In 2012, their third album simply titled, 111, proved a kind of country-rock reunion mecca inspired by The Nitty Gritty Dirt Band’s landmark, Will the Circle Be Unbroken. The sessions completed across the American and European continents with the help of WAV files and, brings together Richie Furay of Poco & Buffalo Springfield, Rick Roberts of Firefall & The Flying Burrito Brothers, Herb Pedersen of The Dillards & The Desert Rose Band, Pat Shanahan of Rick Nelson and the Stone Canyon Band and Jock Bartley of Firefall and Gram Parson’s Fallin’ Angels. The 14 song collection is remarkable in that it includes classic songs of the country rock era including Gene Clark’s “Full Circle,” “Sin City,” and the classic Louvin’ Brothers song, “The Christian Life” featuring Louvin worthy vocal exchanges between Richie Furay and Herb Pedersen, alongside originals by Ron Martin. It all flows together seamlessly as though Martin called back all of the lost celebration of those early days with his original material. This congregation of musicians have resurrected and breathed new life into the best work of the surviving veterans of the day. Gram Parsons and Gene Clark must have been smiling down during these sessions. The music certainly carries his spirit. But, the source of the music comes through every note, each nuanced and craftily carved arrangement. It sings with the celebration of soul that is universal to any genre of music.
The latest album, 2012’s Back to the Country, is a continuation of 111 with more original and faithful recreations. It even gives Richie Furay the chance to reinvent his Poco classic, “And Settlin’ Down” in a bluegrass vein. They have also found time to complete a live album and DVD of Ron Martin’s reunion with the band in concert in Milan, Italy in 2011. Their international band includes Mike Gallivan(Colorado) on bass, Franco Svanoni (Italy) on drums , Anna Satta (Italy) on fiddle, Stefano Van Rossi(Italy)upright bass, guitars, persucssion and brass, Francesco De Chiaro(Italy) mandolin, flutes and pipes, Manual Corato(Italy) on guitars and keyboards, Francesco Fruigiuele on bass and guitars, Kathrine Walcyzwk on vocals and Joseph Torguson(USA0 on pedal steel.
Like a thorny rose, life has its way of working some pain into the mix of the magic.

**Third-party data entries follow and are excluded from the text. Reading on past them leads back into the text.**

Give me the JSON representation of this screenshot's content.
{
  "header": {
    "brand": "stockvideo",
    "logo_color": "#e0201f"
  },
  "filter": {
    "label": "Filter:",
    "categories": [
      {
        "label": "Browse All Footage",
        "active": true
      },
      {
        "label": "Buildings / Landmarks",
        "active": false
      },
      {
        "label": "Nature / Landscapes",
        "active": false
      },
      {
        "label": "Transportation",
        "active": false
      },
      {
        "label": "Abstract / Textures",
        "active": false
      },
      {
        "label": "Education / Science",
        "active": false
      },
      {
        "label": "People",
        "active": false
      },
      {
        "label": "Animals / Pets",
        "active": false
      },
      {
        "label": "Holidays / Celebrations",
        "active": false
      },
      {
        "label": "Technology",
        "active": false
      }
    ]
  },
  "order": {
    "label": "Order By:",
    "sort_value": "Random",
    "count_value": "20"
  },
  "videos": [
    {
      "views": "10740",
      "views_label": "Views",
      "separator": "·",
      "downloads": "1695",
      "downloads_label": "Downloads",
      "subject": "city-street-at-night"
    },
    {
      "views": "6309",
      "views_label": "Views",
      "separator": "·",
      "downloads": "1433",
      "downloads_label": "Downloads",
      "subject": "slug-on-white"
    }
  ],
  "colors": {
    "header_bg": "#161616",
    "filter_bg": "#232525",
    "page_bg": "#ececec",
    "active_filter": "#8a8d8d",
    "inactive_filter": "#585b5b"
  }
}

All along, Ron Thomas has had to deal with the ongoing challenge of Lyposarcoma, a form of cancer which requires ongoing treatment that he has dealt with since 2003. But, his attitude has remained one of gratitude. Today he says that the miracle is that he has lived through the last decade seeing dreams come true that he never imagined would happen. He said the main goal of the band is to ‘love each other and make music together.’ That love extends to their audience as well.
In another one of those strange twists of fate in this remarkable story, Marco Zanzi has been battling pancreatic cancer. After being declared cancer free, he was recently told there is a reoccurrence of the disease. This puts on hold future reunions and recordings. There is a Christmas album in the making, which may wait until next year with the return to good health of both brothers, Ron and Marco. But isn’t it so much like a family to sing together, pray together and even suffer through illness together. As interviews were held with bass player Mike Gallivan and Ron Martin, the concern in their voice for their brother Marco was clear. It shows that the term brother in the band name isn’t just for effect. It’s real and heart felt. Beyond being great musicians, they are also great friends and mates along the musical life journey. They continue to plan ahead and listen to the move of the muse that remains deep in their spirits and in the common thread of a musical tapestry they never suspected possible in their lifetime.